TASK PROMPT :: Type the entries again, word for word.

:: RECORDS SHOWN

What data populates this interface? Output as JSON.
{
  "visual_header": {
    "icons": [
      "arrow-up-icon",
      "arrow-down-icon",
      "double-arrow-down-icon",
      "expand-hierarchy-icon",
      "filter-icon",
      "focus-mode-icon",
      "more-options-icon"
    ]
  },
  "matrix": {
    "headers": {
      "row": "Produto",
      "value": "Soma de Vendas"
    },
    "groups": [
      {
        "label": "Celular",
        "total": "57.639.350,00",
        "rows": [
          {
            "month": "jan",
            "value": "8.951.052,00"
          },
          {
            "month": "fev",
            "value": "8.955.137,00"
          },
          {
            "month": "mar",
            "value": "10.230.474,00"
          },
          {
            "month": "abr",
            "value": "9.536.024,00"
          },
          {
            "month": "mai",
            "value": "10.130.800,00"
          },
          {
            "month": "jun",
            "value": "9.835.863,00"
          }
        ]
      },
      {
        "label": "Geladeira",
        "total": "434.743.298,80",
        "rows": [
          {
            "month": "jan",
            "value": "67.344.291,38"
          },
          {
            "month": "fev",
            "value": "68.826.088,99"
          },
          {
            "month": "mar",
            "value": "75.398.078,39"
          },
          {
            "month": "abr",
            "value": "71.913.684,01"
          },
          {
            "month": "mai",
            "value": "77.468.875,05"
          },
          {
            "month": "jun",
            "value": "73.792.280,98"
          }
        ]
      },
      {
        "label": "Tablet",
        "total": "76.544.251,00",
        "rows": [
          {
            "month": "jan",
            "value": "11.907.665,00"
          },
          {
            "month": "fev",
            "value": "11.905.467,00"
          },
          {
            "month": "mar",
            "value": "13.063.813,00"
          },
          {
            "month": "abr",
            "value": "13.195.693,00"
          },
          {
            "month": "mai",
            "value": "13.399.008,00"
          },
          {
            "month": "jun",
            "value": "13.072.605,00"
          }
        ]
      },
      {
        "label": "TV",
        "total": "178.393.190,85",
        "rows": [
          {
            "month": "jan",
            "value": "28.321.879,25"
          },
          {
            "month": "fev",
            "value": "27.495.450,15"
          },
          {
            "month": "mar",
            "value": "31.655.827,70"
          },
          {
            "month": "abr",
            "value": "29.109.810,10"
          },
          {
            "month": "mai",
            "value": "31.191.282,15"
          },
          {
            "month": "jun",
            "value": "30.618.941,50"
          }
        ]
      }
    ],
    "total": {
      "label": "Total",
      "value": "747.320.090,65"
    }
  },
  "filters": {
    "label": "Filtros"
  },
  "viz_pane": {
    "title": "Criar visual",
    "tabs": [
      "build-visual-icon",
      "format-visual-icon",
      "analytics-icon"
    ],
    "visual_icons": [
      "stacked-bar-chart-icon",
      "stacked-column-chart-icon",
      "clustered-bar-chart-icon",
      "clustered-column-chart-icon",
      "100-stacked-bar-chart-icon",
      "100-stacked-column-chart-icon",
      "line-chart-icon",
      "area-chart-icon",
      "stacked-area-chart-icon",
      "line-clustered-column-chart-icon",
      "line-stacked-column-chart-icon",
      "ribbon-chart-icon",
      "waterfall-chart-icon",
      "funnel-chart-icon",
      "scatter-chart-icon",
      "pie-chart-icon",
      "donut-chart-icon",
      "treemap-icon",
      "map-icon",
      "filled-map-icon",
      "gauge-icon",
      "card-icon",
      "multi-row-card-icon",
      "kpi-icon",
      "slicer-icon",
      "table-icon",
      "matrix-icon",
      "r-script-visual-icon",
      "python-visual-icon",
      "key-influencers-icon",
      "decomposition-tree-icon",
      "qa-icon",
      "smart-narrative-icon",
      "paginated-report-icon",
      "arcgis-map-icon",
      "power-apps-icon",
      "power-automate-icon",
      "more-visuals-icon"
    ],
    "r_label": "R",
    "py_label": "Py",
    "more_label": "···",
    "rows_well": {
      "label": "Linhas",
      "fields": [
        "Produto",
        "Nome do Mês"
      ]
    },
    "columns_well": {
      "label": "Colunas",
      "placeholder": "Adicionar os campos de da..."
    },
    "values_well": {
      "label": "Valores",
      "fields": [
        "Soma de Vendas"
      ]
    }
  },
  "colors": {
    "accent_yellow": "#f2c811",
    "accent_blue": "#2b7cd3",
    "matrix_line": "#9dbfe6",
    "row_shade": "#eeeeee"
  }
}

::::

EXERCISE RESPONSE ::
What data populates this interface? Output as JSON.
{
  "visual_header": {
    "icons": [
      "arrow-up-icon",
      "arrow-down-icon",
      "double-arrow-down-icon",
      "expand-hierarchy-icon",
      "filter-icon",
      "focus-mode-icon",
      "more-options-icon"
    ]
  },
  "matrix": {
    "headers": {
      "row": "Produto",
      "value": "Soma de Vendas"
    },
    "groups": [
      {
        "label": "Celular",
        "total": "57.639.350,00",
        "rows": [
          {
            "month": "jan",
            "value": "8.951.052,00"
          },
          {
            "month": "fev",
            "value": "8.955.137,00"
          },
          {
            "month": "mar",
            "value": "10.230.474,00"
          },
          {
            "month": "abr",
            "value": "9.536.024,00"
          },
          {
            "month": "mai",
            "value": "10.130.800,00"
          },
          {
            "month": "jun",
            "value": "9.835.863,00"
          }
        ]
      },
      {
        "label": "Geladeira",
        "total": "434.743.298,80",
        "rows": [
          {
            "month": "jan",
            "value": "67.344.291,38"
          },
          {
            "month": "fev",
            "value": "68.826.088,99"
          },
          {
            "month": "mar",
            "value": "75.398.078,39"
          },
          {
            "month": "abr",
            "value": "71.913.684,01"
          },
          {
            "month": "mai",
            "value": "77.468.875,05"
          },
          {
            "month": "jun",
            "value": "73.792.280,98"
          }
        ]
      },
      {
        "label": "Tablet",
        "total": "76.544.251,00",
        "rows": [
          {
            "month": "jan",
            "value": "11.907.665,00"
          },
          {
            "month": "fev",
            "value": "11.905.467,00"
          },
          {
            "month": "mar",
            "value": "13.063.813,00"
          },
          {
            "month": "abr",
            "value": "13.195.693,00"
          },
          {
            "month": "mai",
            "value": "13.399.008,00"
          },
          {
            "month": "jun",
            "value": "13.072.605,00"
          }
        ]
      },
      {
        "label": "TV",
        "total": "178.393.190,85",
        "rows": [
          {
            "month": "jan",
            "value": "28.321.879,25"
          },
          {
            "month": "fev",
            "value": "27.495.450,15"
          },
          {
            "month": "mar",
            "value": "31.655.827,70"
          },
          {
            "month": "abr",
            "value": "29.109.810,10"
          },
          {
            "month": "mai",
            "value": "31.191.282,15"
          },
          {
            "month": "jun",
            "value": "30.618.941,50"
          }
        ]
      }
    ],
    "total": {
      "label": "Total",
      "value": "747.320.090,65"
    }
  },
  "filters": {
    "label": "Filtros"
  },
  "viz_pane": {
    "title": "Criar visual",
    "tabs": [
      "build-visual-icon",
      "format-visual-icon",
      "analytics-icon"
    ],
    "visual_icons": [
      "stacked-bar-chart-icon",
      "stacked-column-chart-icon",
      "clustered-bar-chart-icon",
      "clustered-column-chart-icon",
      "100-stacked-bar-chart-icon",
      "100-stacked-column-chart-icon",
      "line-chart-icon",
      "area-chart-icon",
      "stacked-area-chart-icon",
      "line-clustered-column-chart-icon",
      "line-stacked-column-chart-icon",
      "ribbon-chart-icon",
      "waterfall-chart-icon",
      "funnel-chart-icon",
      "scatter-chart-icon",
      "pie-chart-icon",
      "donut-chart-icon",
      "treemap-icon",
      "map-icon",
      "filled-map-icon",
      "gauge-icon",
      "card-icon",
      "multi-row-card-icon",
      "kpi-icon",
      "slicer-icon",
      "table-icon",
      "matrix-icon",
      "r-script-visual-icon",
      "python-visual-icon",
      "key-influencers-icon",
      "decomposition-tree-icon",
      "qa-icon",
      "smart-narrative-icon",
      "paginated-report-icon",
      "arcgis-map-icon",
      "power-apps-icon",
      "power-automate-icon",
      "more-visuals-icon"
    ],
    "r_label": "R",
    "py_label": "Py",
    "more_label": "···",
    "rows_well": {
      "label": "Linhas",
      "fields": [
        "Produto",
        "Nome do Mês"
      ]
    },
    "columns_well": {
      "label": "Colunas",
      "placeholder": "Adicionar os campos de da..."
    },
    "values_well": {
      "label": "Valores",
      "fields": [
        "Soma de Vendas"
      ]
    }
  },
  "colors": {
    "accent_yellow": "#f2c811",
    "accent_blue": "#2b7cd3",
    "matrix_line": "#9dbfe6",
    "row_shade": "#eeeeee"
  }
}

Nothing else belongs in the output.